steamed arugula with chicken stew

It’s pretty amazing. On the first page of Google hits for “how to get babies to eat veggies,” there’s a lot of advice to do the following (none of which worked for me):

  • Just keep exposing the baby to veggies repeatedly.
  • Mix the veggies with fruit or sneak it into baked goods.
  • Feed the veggies first when the baby is hungrier.
  • Set a good example yourself.

A few sites suggest mixing veggies with something other than fruit or carbs. These suggestions include chicken or beef stock, cheese, yogurt, and meat. One site even suggests adding salt or roasting with olive oil. These are all good suggestions.

But no one mentions the “F” word at all. It’s as if everyone is scared to talk about fat.

Nora will not eat plain veggies, but she happily eats bitter, strong-flavored veggies such as steamed arugula, kale, and cabbage if I chop the greens finely and add some full-fat plain yogurt, avocado, egg, meat, or fish (the ratio varies betwen 50-50 and 80-20 in favor of veggies). The fats don’t disguise the strong-flavored veggies the way added sugar or salt does. Rather, they enhance the flavors and make them taste good.

Also, vitamins in vegetables are much better absorbed when ingested with some fat. This is pretty mainstream nutritional information, but it never seems to make it into baby food cookbooks or guides.

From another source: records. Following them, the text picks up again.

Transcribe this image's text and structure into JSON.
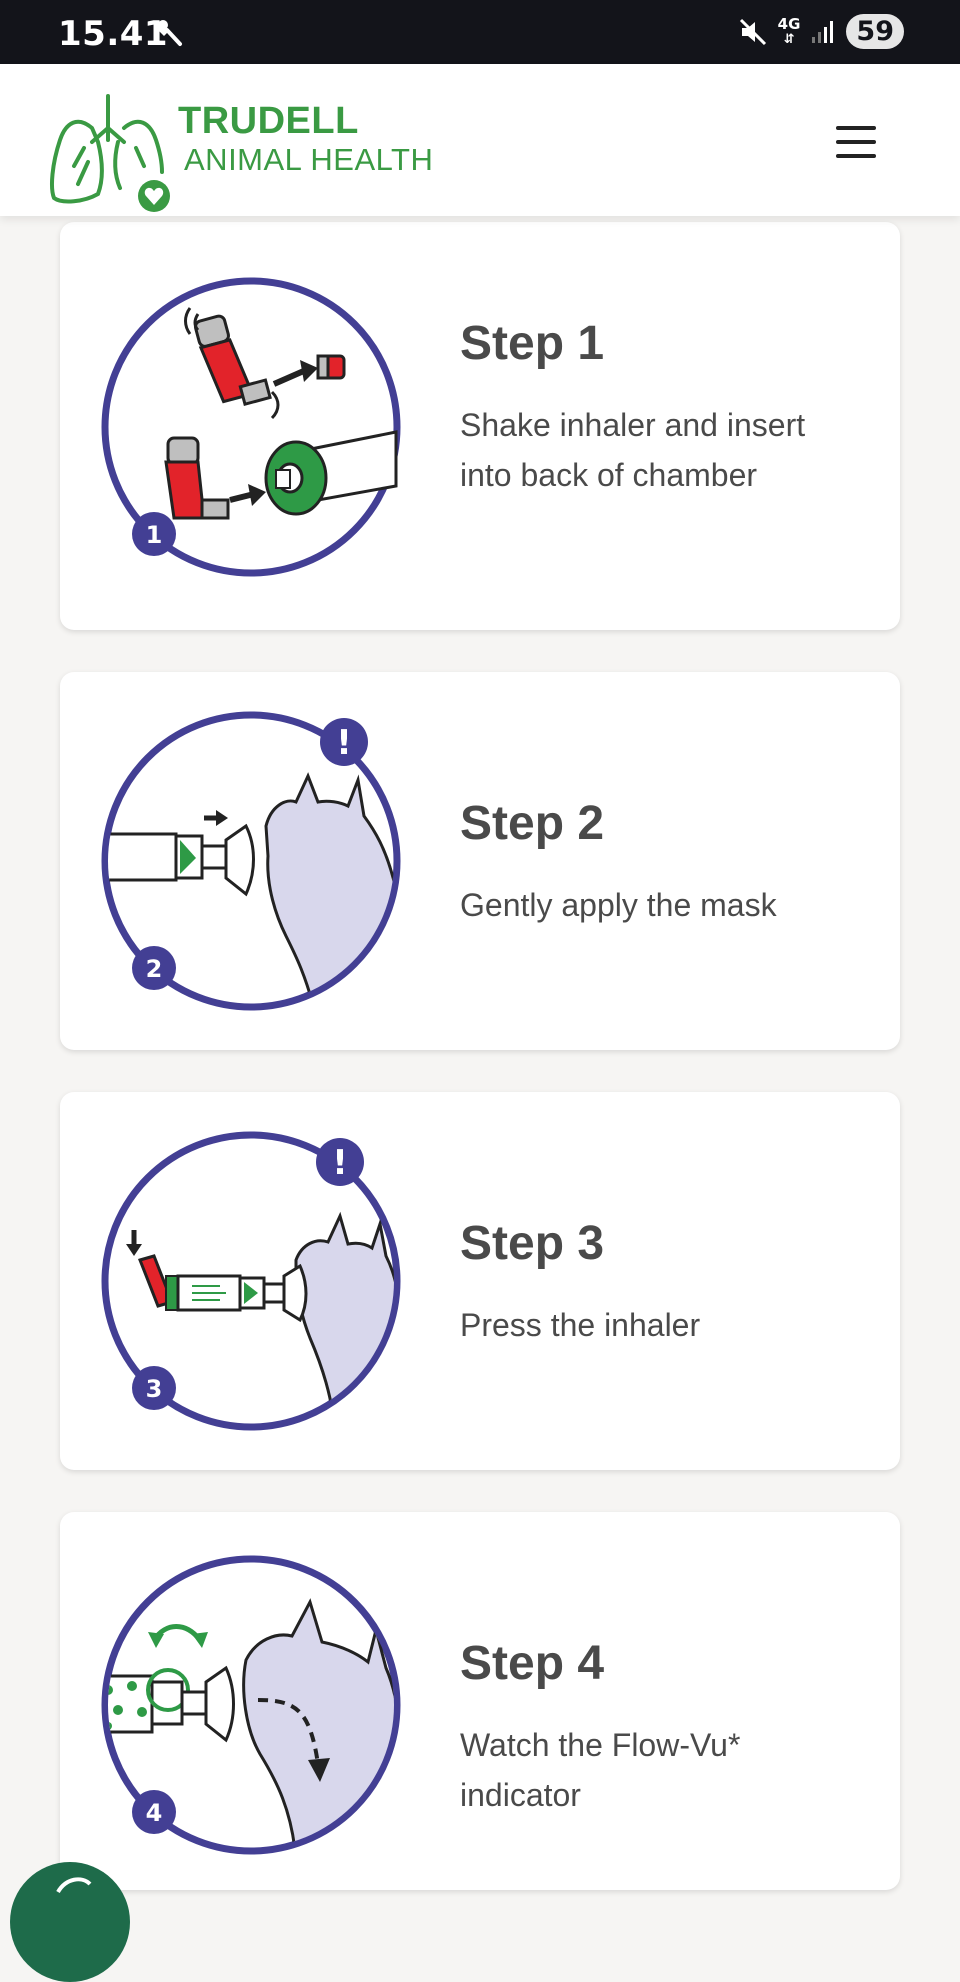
{
  "status_bar": {
    "time": "15.41",
    "network": "4G",
    "battery": "59",
    "icons": [
      "tool-icon",
      "mute-icon",
      "network-icon",
      "signal-icon",
      "battery-icon"
    ]
  },
  "header": {
    "brand_title": "TRUDELL",
    "brand_subtitle": "ANIMAL HEALTH",
    "brand_color": "#3a9a43",
    "menu_icon": "hamburger-icon"
  },
  "steps": [
    {
      "title": "Step 1",
      "description": "Shake inhaler and insert into back of chamber",
      "badge": "1",
      "alert": false
    },
    {
      "title": "Step 2",
      "description": "Gently apply the mask",
      "badge": "2",
      "alert": true
    },
    {
      "title": "Step 3",
      "description": "Press the inhaler",
      "badge": "3",
      "alert": true
    },
    {
      "title": "Step 4",
      "description": "Watch the Flow-Vu* indicator",
      "badge": "4",
      "alert": false
    }
  ],
  "colors": {
    "circle": "#433f94",
    "cat_fill": "#d8d7ec",
    "inhaler_red": "#e2232a",
    "chamber_green": "#2e9a46"
  }
}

I find it extremely sad that Americans are so afraid of fat, they try to make a virtue out of feeding babies fat-free vegetable purees. What on earth is the purpose of this convention? What adult eats veggies without a little bit of fat? Salad dressing and stir-fries are what make veggies taste good. The notion that babies are somehow a blank slate and will learn to enjoy fat-free purees if that’s all they’re exposed to seems ridiculous to me. They’ve tasted breast milk or formula; they know what fat is and they know that it tastes good.

I can believe that Nora developed a taste for bitter greens by being exposed in utero and via breastmilk, but I have a hard time believing that Nora’s preference for fat is remotely unique to her or me. It just strikes me as being too useful a survival instinct. I suspect that Americans’ preference for feeding cereal and fruit to babies as first foods creates a (diabetes-inducing) loop where sugar and carbs beget a craving for more sugar and carbs, pushing much-needed fat and protein off the table.

So. Want the baby to eat more veggies? Lay off the sugar and bring on the fat.

(Note: I’ve never been one to calculate percentages of macronutrients, but Ellyn Satter says in Child of Mine that as much as 40% of a baby or toddler’s diet should come from fat, and that the American average of 30% to 33% is too low. Paleo Mom suggests that 40% is a sensible upper limit for most adults as well.)